A Guide to the Orrie S. Clark Papers, 1920-1931
From Attica, Indiana, Orrie S. Clark was a trail rider and vice president of the Central National Bank of Attica, Indiana. He also wrote Clay Allison of the Washita: First a Cow Man and then an Extinguisher of Bad Men (1920).
A volume of transcribed correspondence, Photostat newspaper clippings, and a literary production composes the Orrie S. Clark Papers, 1920-1931, documenting Clark’s experiences in the American Old West and his research on gunmen and cowboys. Correspondence to and from Orrie S. Clark, 1920-1931, discusses gunfighter Clay Allison; Charles A. Siringo and other early settlers in Texas, Oklahoma, and New Mexico; and writers Emerson Hough and Andy Adams.
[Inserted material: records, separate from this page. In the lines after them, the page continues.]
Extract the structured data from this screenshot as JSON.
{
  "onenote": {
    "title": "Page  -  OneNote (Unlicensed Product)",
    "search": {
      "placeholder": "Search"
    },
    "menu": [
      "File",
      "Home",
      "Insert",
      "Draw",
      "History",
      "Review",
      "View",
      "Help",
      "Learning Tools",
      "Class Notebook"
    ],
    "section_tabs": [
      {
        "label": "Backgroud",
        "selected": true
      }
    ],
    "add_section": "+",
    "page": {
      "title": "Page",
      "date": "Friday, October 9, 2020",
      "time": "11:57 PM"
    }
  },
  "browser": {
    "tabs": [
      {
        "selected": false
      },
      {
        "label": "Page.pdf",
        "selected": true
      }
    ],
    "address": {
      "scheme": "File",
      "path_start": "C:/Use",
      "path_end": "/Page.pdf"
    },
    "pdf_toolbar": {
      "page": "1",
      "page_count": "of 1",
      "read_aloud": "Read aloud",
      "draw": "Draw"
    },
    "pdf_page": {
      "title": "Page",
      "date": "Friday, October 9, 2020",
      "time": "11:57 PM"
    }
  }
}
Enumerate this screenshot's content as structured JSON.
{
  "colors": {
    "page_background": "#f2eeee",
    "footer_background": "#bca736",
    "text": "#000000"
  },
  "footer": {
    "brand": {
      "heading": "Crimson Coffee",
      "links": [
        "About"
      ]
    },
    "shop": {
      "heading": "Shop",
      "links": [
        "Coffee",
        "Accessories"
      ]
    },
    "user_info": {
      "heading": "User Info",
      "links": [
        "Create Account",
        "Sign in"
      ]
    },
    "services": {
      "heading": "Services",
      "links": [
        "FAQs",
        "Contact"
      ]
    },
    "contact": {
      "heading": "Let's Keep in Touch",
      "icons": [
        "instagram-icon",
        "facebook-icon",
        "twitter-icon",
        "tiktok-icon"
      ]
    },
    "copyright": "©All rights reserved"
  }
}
Newspaper clippings, 1925, undated, includes Clark’s review of Hough’s book North of 36 and reminiscences about the western frontier, while the undated literary production recounts his experiences with Allison, Jim East, and other cowboys and gunmen.
This collection is open for research use.
Orrie S. Clark Papers, 1920-1931, Dolph Briscoe Center for American History, The University of Texas at Austin.
This collection contains unprocessed materials.
Basic processing and cataloging of this collection was supported with funds from the National Historical Publications and Records Commission (NHPRC) for the Briscoe Center’s "History Revealed: Bringing Collections to Light" project, 2009-2011.
Detailed Description of the Papers